MarketsFarm — Strong global demand, paired with concerns of dry growing conditions in key regions, has spurred U.S. wheat prices higher.
“Some countries are getting nervous with the persistent dryness in several regions, which could reduce the supply of quality global wheat,” said Terry Reilly of Futures International in Chicago.
Dry growing conditions in Ukraine, Kazakhstan, Russia and Argentina had sparked concerns of a possible shortage of milling wheat during the first half of 2021, he noted.
“Major importers are getting ahead on boosting reserves, just in case.”
U.S. wheat futures are expensive compared to the rest of the world, with the nearby Minneapolis spring wheat contract closing at $5.82 per bushel on Wednesday (all figures US$).
However, Russian wheat is also hitting three-year highs, prompting importers to look to the U.S., Argentina and Australia.
Foreign demand has also propped up soybean prices lately, with the January contract closing at $10.71 per bushel on Wednesday.
Reilly mentioned the slow pace of South America’s soybean planting as a supportive factor for U.S. soybeans, as the region grapples with widespread dryness.
Argentina’s crush activity has also slowed down considerably in recent weeks, which was supported the U.S. soymeal market.
“That’s created a bull market in soymeal, which is supporting soybeans,” Reilly said.
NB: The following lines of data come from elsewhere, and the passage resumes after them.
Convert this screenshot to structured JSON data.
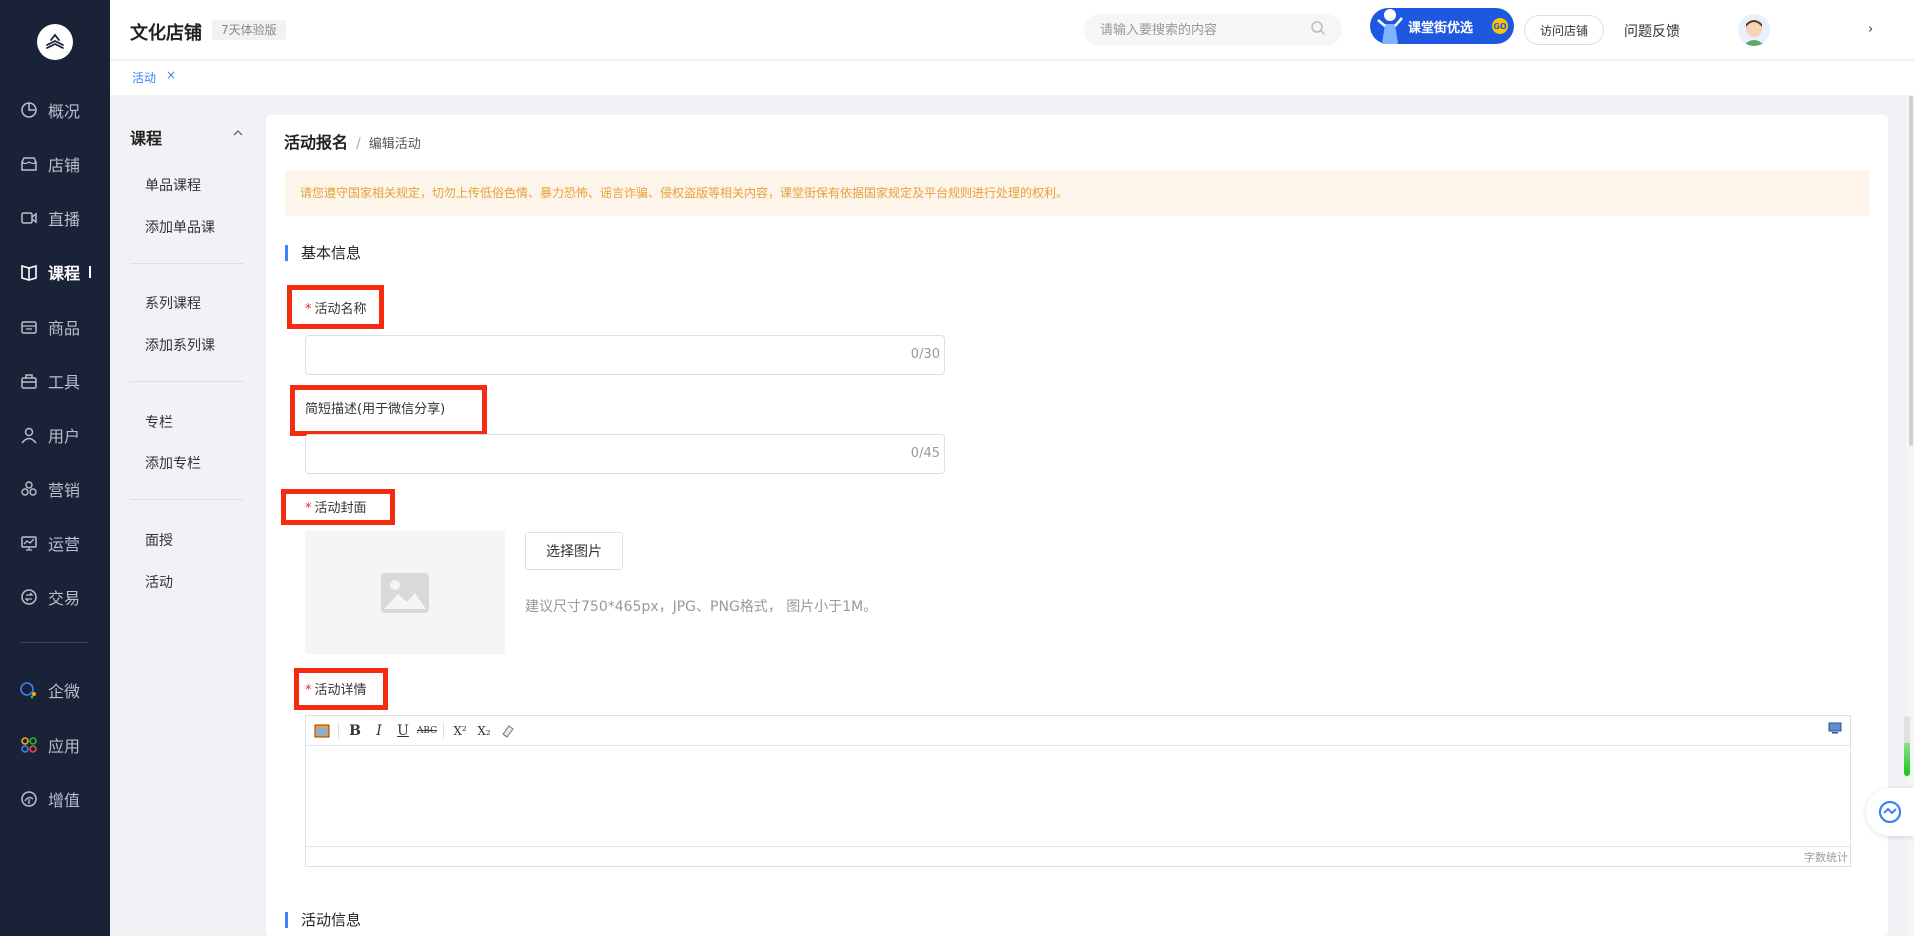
{
  "sidebar": {
    "items": [
      {
        "label": "概况",
        "icon": "overview-icon"
      },
      {
        "label": "店铺",
        "icon": "store-icon"
      },
      {
        "label": "直播",
        "icon": "live-icon"
      },
      {
        "label": "课程",
        "icon": "course-icon",
        "active": true
      },
      {
        "label": "商品",
        "icon": "goods-icon"
      },
      {
        "label": "工具",
        "icon": "toolbox-icon"
      },
      {
        "label": "用户",
        "icon": "user-icon"
      },
      {
        "label": "营销",
        "icon": "marketing-icon"
      },
      {
        "label": "运营",
        "icon": "operations-icon"
      },
      {
        "label": "交易",
        "icon": "trade-icon"
      },
      {
        "label": "企微",
        "icon": "wecom-icon"
      },
      {
        "label": "应用",
        "icon": "apps-icon"
      },
      {
        "label": "增值",
        "icon": "value-added-icon"
      }
    ]
  },
  "header": {
    "shop_name": "文化店铺",
    "trial_badge": "7天体验版",
    "search_placeholder": "请输入要搜索的内容",
    "promo_label": "课堂街优选",
    "promo_go": "GO",
    "visit_store": "访问店铺",
    "feedback": "问题反馈",
    "caret": "›"
  },
  "tags": {
    "active": "活动",
    "close": "×"
  },
  "subnav": {
    "title": "课程",
    "groups": [
      [
        "单品课程",
        "添加单品课"
      ],
      [
        "系列课程",
        "添加系列课"
      ],
      [
        "专栏",
        "添加专栏"
      ],
      [
        "面授",
        "活动"
      ]
    ]
  },
  "breadcrumb": {
    "parent": "活动报名",
    "sep": "/",
    "current": "编辑活动"
  },
  "notice": "请您遵守国家相关规定，切勿上传低俗色情、暴力恐怖、谣言诈骗、侵权盗版等相关内容，课堂街保有依据国家规定及平台规则进行处理的权利。",
  "sections": {
    "basic": "基本信息",
    "activity": "活动信息"
  },
  "form": {
    "required_mark": "*",
    "name_label": "活动名称",
    "name_value": "",
    "name_count": "0/30",
    "desc_label": "简短描述(用于微信分享)",
    "desc_value": "",
    "desc_count": "0/45",
    "cover_label": "活动封面",
    "pick_image": "选择图片",
    "cover_hint": "建议尺寸750*465px，JPG、PNG格式， 图片小于1M。",
    "detail_label": "活动详情",
    "word_count": "字数统计"
  },
  "editor_toolbar": {
    "bold": "B",
    "italic": "I",
    "underline": "U",
    "strike": "ABC",
    "superscript": "X²",
    "subscript": "X₂"
  },
  "scroll_progress": 0.55,
  "colors": {
    "sidebar_bg": "#1a2238",
    "accent": "#3b82f6",
    "warning_text": "#e6a23c",
    "highlight_box": "#f52a0f"
  }
}
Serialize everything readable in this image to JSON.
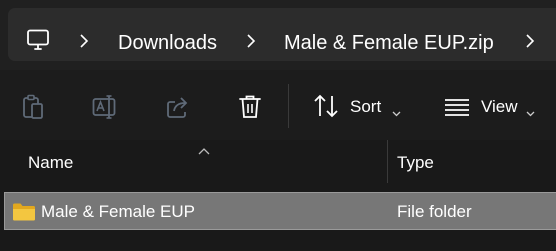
{
  "address_bar": {
    "root_icon": "computer-monitor-icon",
    "crumbs": [
      "Downloads",
      "Male & Female EUP.zip"
    ]
  },
  "toolbar": {
    "paste_icon": "paste-icon",
    "rename_icon": "rename-icon",
    "share_icon": "share-icon",
    "delete_icon": "trash-icon",
    "sort_label": "Sort",
    "view_label": "View"
  },
  "columns": {
    "name": "Name",
    "type": "Type"
  },
  "rows": [
    {
      "name": "Male & Female EUP",
      "type": "File folder",
      "icon": "folder-icon"
    }
  ],
  "colors": {
    "background": "#191919",
    "address_bar": "#2c2c2c",
    "selected_row": "#777777",
    "folder": "#f3c640",
    "disabled_icon": "#5f6a78"
  }
}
As Brazil’s soybean exports potentially outpaced their supply last year, there are “renewed hopes” that Brazil will turn to the U.S. for soybean imports in the coming months. A lower U.S. dollar has also made exports more attractive to foreign buyers.
“A lower dollar has supported commodity markets in general,” Reilly said.
— Marlo Glass reports for MarketsFarm from Winnipeg.